They serve as role models and mentors. They volunteer as coaches. Whether it is walking around the school building to shake hands with every staff member or stopping to chat with students and parents before school, they’re relationship-builders. On average, members of the Cobb County School District Police Department have dedicated 26 years of their lives to relationship-building and protecting the community.
During the first week of October, the school community pauses to say “thank you” to these men and women in uniform. The Public Safety Appreciation Week gives students, parents, and staff members the opportunity to unite and show appreciation and gratitude to public safety personnel.
During the Cobb Chamber of Commerce’s annual public safety appreciation breakfast October 2, the Chamber recognized two CCSD police officers, Officer Edwin Ainsworth and Officer Terry Parks, for the proactive steps they took to keep students at South Cobb High School safe.
“[I have] no doubt that in this particular incident, they probably kept someone from being injured, shot, or even killed,” said CCSD Police Department Capt. Wayne Pickett.
Keeping students and staff safe is the priority of the CCSD Police Department. Chief Ron Storey credits the officers’ more than 30 years of experience with helping them to quickly identify the potential threat on campus.
“They work very well together,” added Lt. Mike Wilson. “They work with the administration, which is key.

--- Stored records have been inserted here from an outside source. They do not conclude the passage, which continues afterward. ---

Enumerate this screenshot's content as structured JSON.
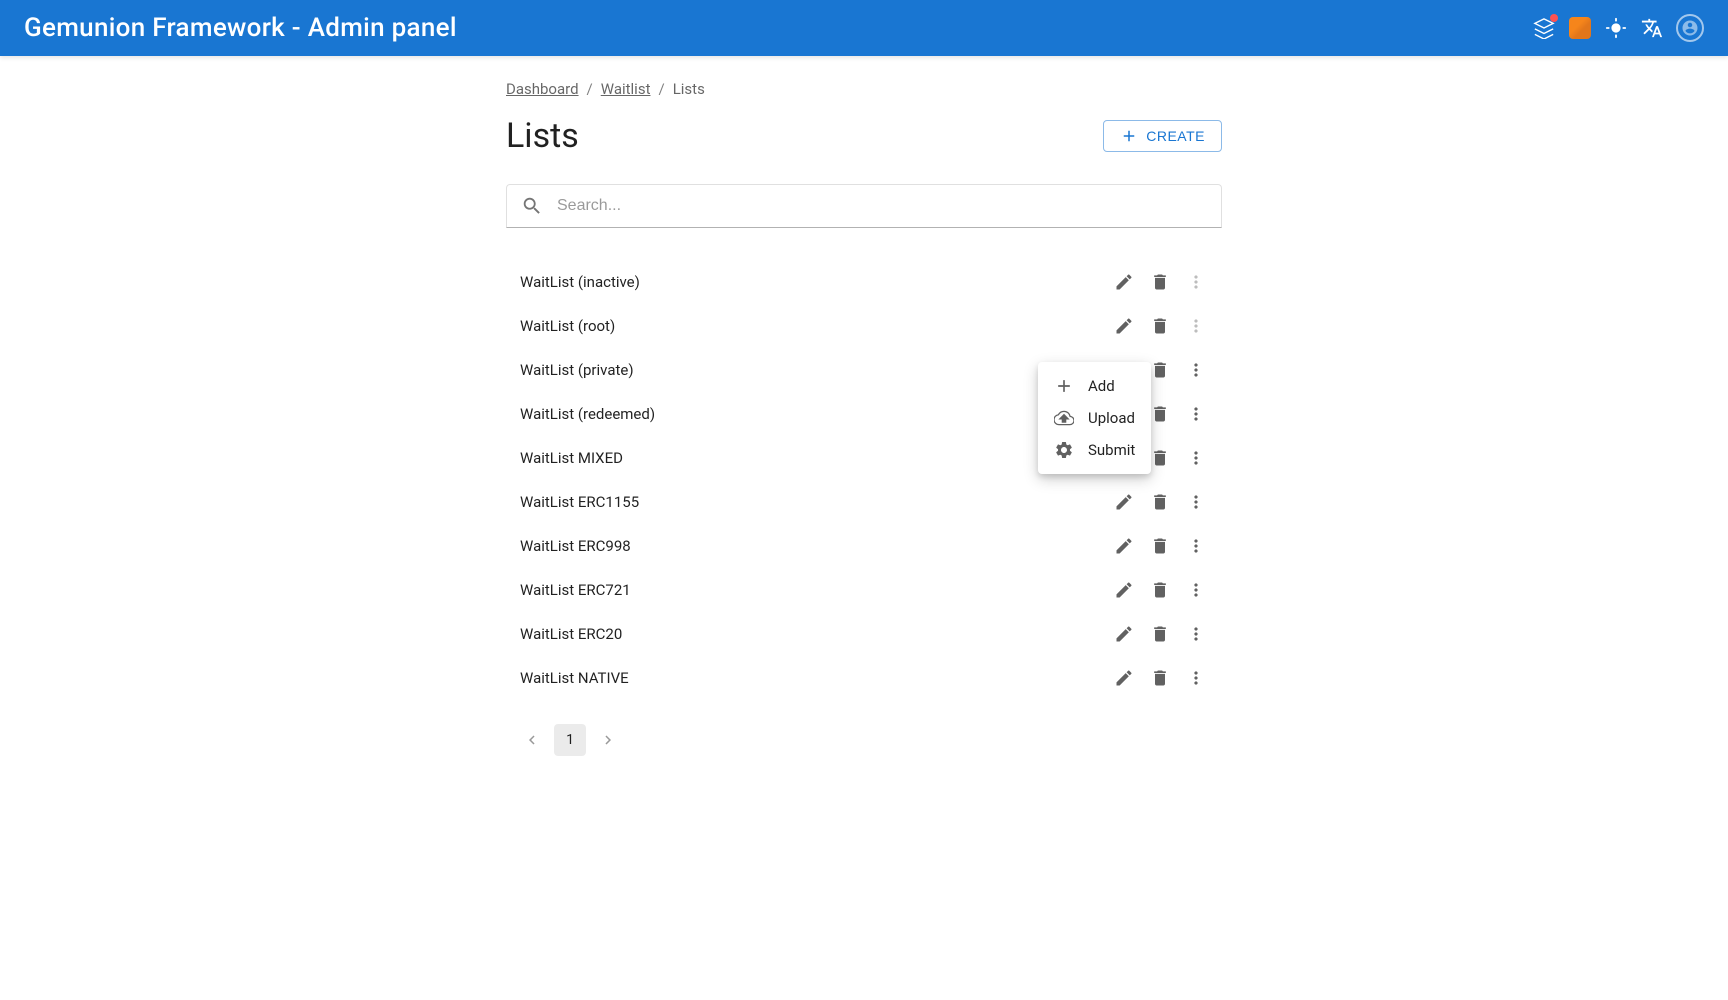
{
  "header": {
    "title": "Gemunion Framework - Admin panel"
  },
  "breadcrumbs": {
    "items": [
      {
        "label": "Dashboard",
        "link": true
      },
      {
        "label": "Waitlist",
        "link": true
      },
      {
        "label": "Lists",
        "link": false
      }
    ]
  },
  "page": {
    "title": "Lists",
    "create_label": "CREATE"
  },
  "search": {
    "placeholder": "Search..."
  },
  "list": {
    "items": [
      {
        "label": "WaitList (inactive)",
        "more_enabled": false
      },
      {
        "label": "WaitList (root)",
        "more_enabled": false
      },
      {
        "label": "WaitList (private)",
        "more_enabled": true
      },
      {
        "label": "WaitList (redeemed)",
        "more_enabled": true
      },
      {
        "label": "WaitList MIXED",
        "more_enabled": true
      },
      {
        "label": "WaitList ERC1155",
        "more_enabled": true
      },
      {
        "label": "WaitList ERC998",
        "more_enabled": true
      },
      {
        "label": "WaitList ERC721",
        "more_enabled": true
      },
      {
        "label": "WaitList ERC20",
        "more_enabled": true
      },
      {
        "label": "WaitList NATIVE",
        "more_enabled": true
      }
    ]
  },
  "popover": {
    "items": [
      {
        "label": "Add",
        "icon": "plus"
      },
      {
        "label": "Upload",
        "icon": "cloud-upload"
      },
      {
        "label": "Submit",
        "icon": "gear"
      }
    ]
  },
  "pagination": {
    "current": "1"
  }
}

They take a serious interest in their school campus.”
Praising the work of Officers Ainsworth and Parks, South Cobb Principal Clint Terza frequently tells Chief Storey how much he appreciates the two school resource officers.
Officers Ainsworth and Parks are examples of the type of officers Chief Storey aims to hire.
“We look for officers who have prior experience,” Chief Storey explained. “We try to hire the mature, experienced police officer.”
Described as the “best of the best” by Capt. Pickett, the CCSD Police Department includes an elite group of senior law enforcement officers.
“We don’t hire. We select,” added Capt. Pickett.
According to Capt. Pickett, police officers must embody the best character and best stature of an individual, especially when working with kids. He wants the officers to build rapport with students.
Many officers also step out as mentors for students they recognize as needing positive role models.
“We have several officers, and encourage more, to go and talk to different groups of kids,” Lt. Wilson explained.
Some officers take extra measures to build relationships with students. Capt. Pickett shared a story about how one officer used positive interactions to change a student’s perception of police officers.
“[This student] could not stand the police,” Capt. Pickett recounted. “He would use profanity directed toward police every time the officer would say, ‘hello.’ It was pretty abusive.”
That didn’t discourage the police officer. The officer sought the student out during class change. He continued to try to positively engage the student.
“The kid would cuss at the officer and walk off,” Capt. Pickett continued. “The officer would follow behind him and try to talk to him, to break that barrier, that wall. This went on for weeks. The kid has finally opened up to the officer, and this officer and the kid have become great friends. They have broken the barriers. They talk.”
The school resource officers, at times, must wear the hats of law enforcement, but they often, instead, wear the hats of great communicators, listeners, and friends. They recognize when a student is having a bad day and encourage him or her to make better choices in the future.
Chief Storey is grateful for events like Public Safety Appreciation Week because he thinks it increases awareness about the role of school resource officers, including how their jobs are both dangerous and rewarding.
“A lot of the schools take it upon themselves to recognize their officers because the officers are in the school day in and day out,” said Capt. Pickett. “Whether it is providing them a catered lunch or bringing something to the officer, we have several schools that do that.”
Chief Storey smiled as he described the breakfast prepared for local police officers by the South Cobb High School culinary students.
“It is extremely good food,” the chief added.
The Cobb Chamber of Commerce suggests some of the following ways to show appreciation to public safety personnel like the 65 officers in the CCSD Police Department:
- Cater a meal to the station.
- Invite a public safety official to lunch.
- Send thanks, the write way. A hand-written note of thanks goes a long way in today’s digital world.
- Hand out a hug.If you encounter an officer during your day, offer up a hug, and say thanks.
- Deliver a sweet surprise. Homemade goodies are a welcome gift at fire stations, police stations, and any other public safety office.
- Take a selfie with a hero.